Urgently address gaps in leprosy services, accelerate efforts towards zero infection: WHO
The World Health Organisation on Sunday called on countries in the South-East Asia Region and globally to urgently address gaps in leprosy services, disrupted by the Covid-19 pandemic and to accelerate efforts towards zero leprosy infection and disease, zero leprosy disability, and zero leprosy stigma and discrimination, which is the vision of the WHO Global Leprosy Strategy 2021-2030.
New Delhi, Jan 29 (IANS) The World Health Organisation on Sunday called on countries in the South-East Asia Region and globally to urgently address gaps in leprosy services, disrupted by the Covid-19 pandemic and to accelerate efforts towards zero leprosy infection and disease, zero leprosy disability, and zero leprosy stigma and discrimination, which is the vision of the WHO Global Leprosy Strategy 2021-2030.
The World Leprosy Day (WLD) is observed on the last Sunday of January, as an opportunity to celebrate people who have experienced leprosy, raise awareness of the disease, and call for an end to leprosy-related stigma and discrimination. The theme of World Leprosy Day 2023 is 'Act Now. End Leprosy'.
"Leprosy is 100 percent curable when detected early, yet today in addition to Covid-19 related challenges, stigma and discrimination - both institutionalised and informal, continue to impede prompt diagnosis and treatment and facilitate onward spread. This has to change," said Dr Poonam Khetrapal Singh, Regional Director, WHO South-East Asia.
In 2021, 140,000 new leprosy cases were reported, with 95 per cent of new cases coming from the 23 global priority countries. Of these, 6 per cent were diagnosed with visible deformities or grade-2 disabilities (G2D). Over 6 per cent of new cases were children under the age of 15, with 368 being diagnosed with grade-2 disabilities.
Dr Singh further added that the countries must continue to urgently restore leprosy services, with a focus on expanding single dose rifampicin chemoprophylaxis, intensifying active case finding, and ensuring prompt diagnosis and treatment with multidrug therapy.
She stressed on focusing attention on vulnerable populations, including women, children, immigrants, refugees, the elderly, the homeless, residents of deprived leprosy colonies and those living in geographically inaccessible areas to end suffering and achieve zero leprosy.
"Over the past decade, strong progress was achieved in several key areas of leprosy prevention, treatment, and control globally, with new child case detection reduced by 27 per cent between 2010 and 2019, visible deformities at time of diagnosis reduced by 23 per cent between 2014 and 2019 and new child case detection rate reduced to 7.6 per million children as opposed to 9.8 in 2014", Dr Singh said.

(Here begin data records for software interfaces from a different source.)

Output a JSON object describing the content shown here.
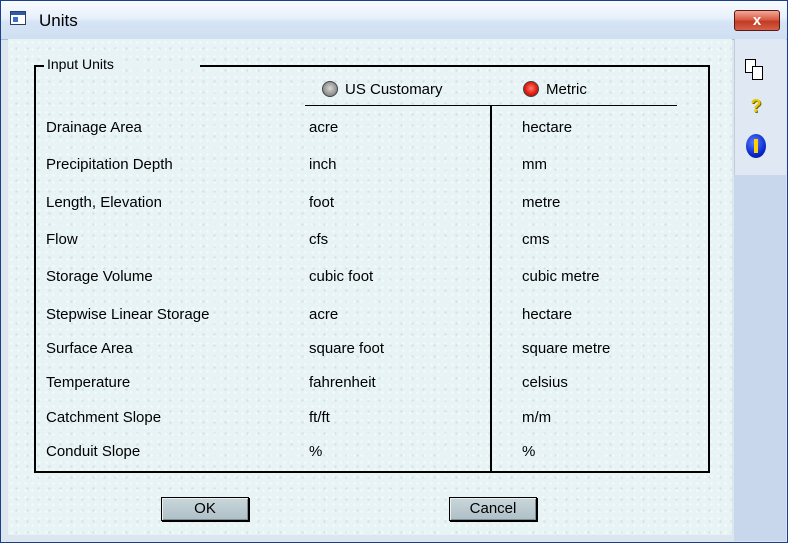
{
  "window": {
    "title": "Units",
    "close_glyph": "x"
  },
  "groupbox": {
    "legend": "Input Units"
  },
  "columns": {
    "us": {
      "label": "US Customary",
      "selected": false
    },
    "metric": {
      "label": "Metric",
      "selected": true
    }
  },
  "rows": [
    {
      "label": "Drainage Area",
      "us": "acre",
      "metric": "hectare"
    },
    {
      "label": "Precipitation Depth",
      "us": "inch",
      "metric": "mm"
    },
    {
      "label": "Length, Elevation",
      "us": "foot",
      "metric": "metre"
    },
    {
      "label": "Flow",
      "us": "cfs",
      "metric": "cms"
    },
    {
      "label": "Storage Volume",
      "us": "cubic foot",
      "metric": "cubic metre"
    },
    {
      "label": "Stepwise Linear Storage",
      "us": "acre",
      "metric": "hectare"
    },
    {
      "label": "Surface Area",
      "us": "square foot",
      "metric": "square metre"
    },
    {
      "label": "Temperature",
      "us": "fahrenheit",
      "metric": "celsius"
    },
    {
      "label": "Catchment Slope",
      "us": "ft/ft",
      "metric": "m/m"
    },
    {
      "label": "Conduit Slope",
      "us": "%",
      "metric": "%"
    }
  ],
  "buttons": {
    "ok": "OK",
    "cancel": "Cancel"
  },
  "toolbar": {
    "help_glyph": "?",
    "icons": [
      "copy-icon",
      "help-icon",
      "info-icon"
    ]
  }
}
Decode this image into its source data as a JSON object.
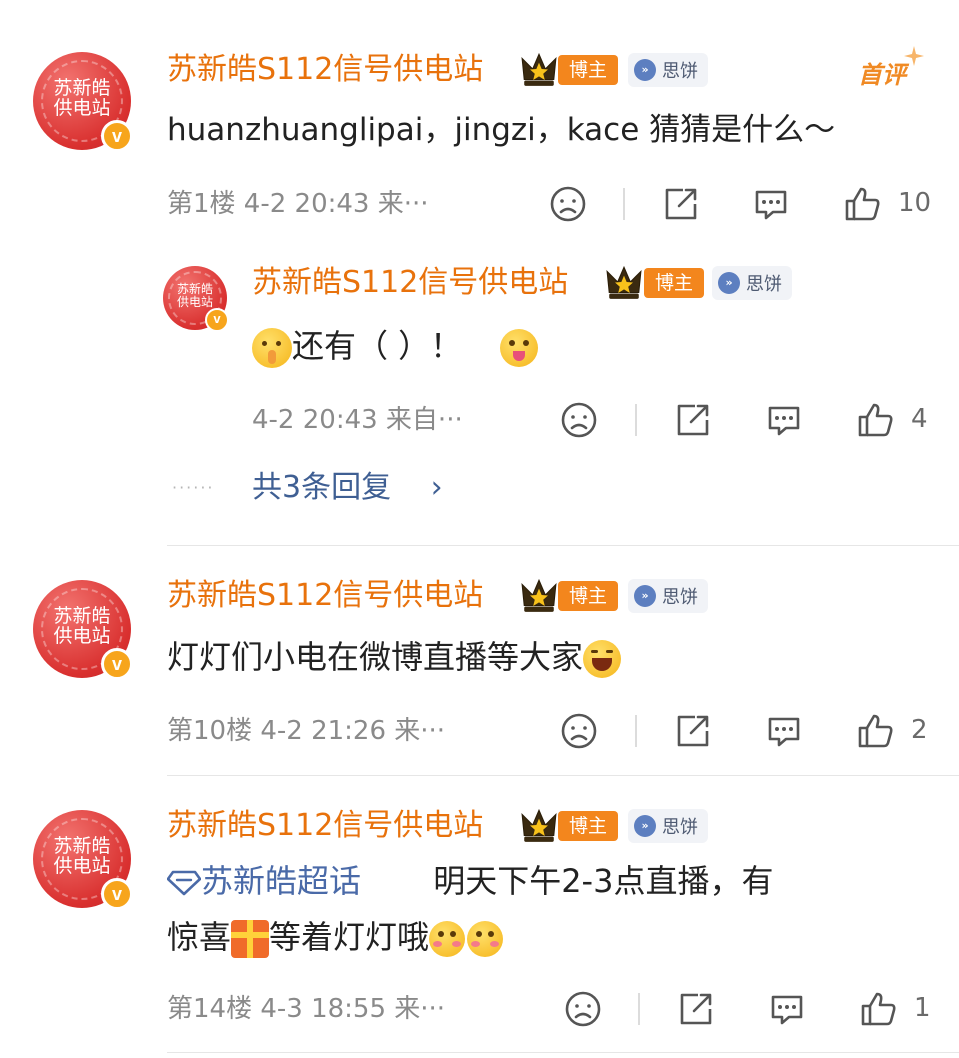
{
  "colors": {
    "username": "#e8720c",
    "bozhu_badge": "#f3861d",
    "link": "#3f5f93",
    "meta": "#8a8a8a"
  },
  "comments": [
    {
      "avatar_text": "苏新皓供电站",
      "username": "苏新皓S112信号供电站",
      "badge": "博主",
      "tag": "思饼",
      "hot_label": "首评",
      "text": "huanzhuanglipai，jingzi，kace 猜猜是什么～",
      "meta": "第1楼 4-2 20:43 来···",
      "likes": "10",
      "reply": {
        "avatar_text": "苏新皓供电站",
        "username": "苏新皓S112信号供电站",
        "badge": "博主",
        "tag": "思饼",
        "text": "还有（ ）！",
        "meta": "4-2 20:43 来自···",
        "likes": "4"
      },
      "more_replies": "共3条回复"
    },
    {
      "avatar_text": "苏新皓供电站",
      "username": "苏新皓S112信号供电站",
      "badge": "博主",
      "tag": "思饼",
      "text": "灯灯们小电在微博直播等大家",
      "meta": "第10楼 4-2 21:26 来···",
      "likes": "2"
    },
    {
      "avatar_text": "苏新皓供电站",
      "username": "苏新皓S112信号供电站",
      "badge": "博主",
      "tag": "思饼",
      "topic": "苏新皓超话",
      "text_line1": "明天下午2-3点直播，有",
      "text_line2": "惊喜",
      "text_line2b": "等着灯灯哦",
      "meta": "第14楼 4-3 18:55 来···",
      "likes": "1"
    }
  ]
}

"With up to 50 per cent of persons affected by leprosy facing psychiatric morbidities such as depression, anxiety disorders and suicide attempts, countries should also increase access for persons affected by leprosy and their families to mental health care, a key feature of the Global Leprosy Strategy, along with scaling up diagnosis and treatment," she added.
Dr Singh called for persons affected by leprosy be engaged, empowered and involved in all aspects of decision-making, including in service design and delivery, and in social and economic activities. "For this, community-based organisations and networks should be supported, nurtured and included in decision-making processes while expanding services that strengthen livelihoods," she underlined.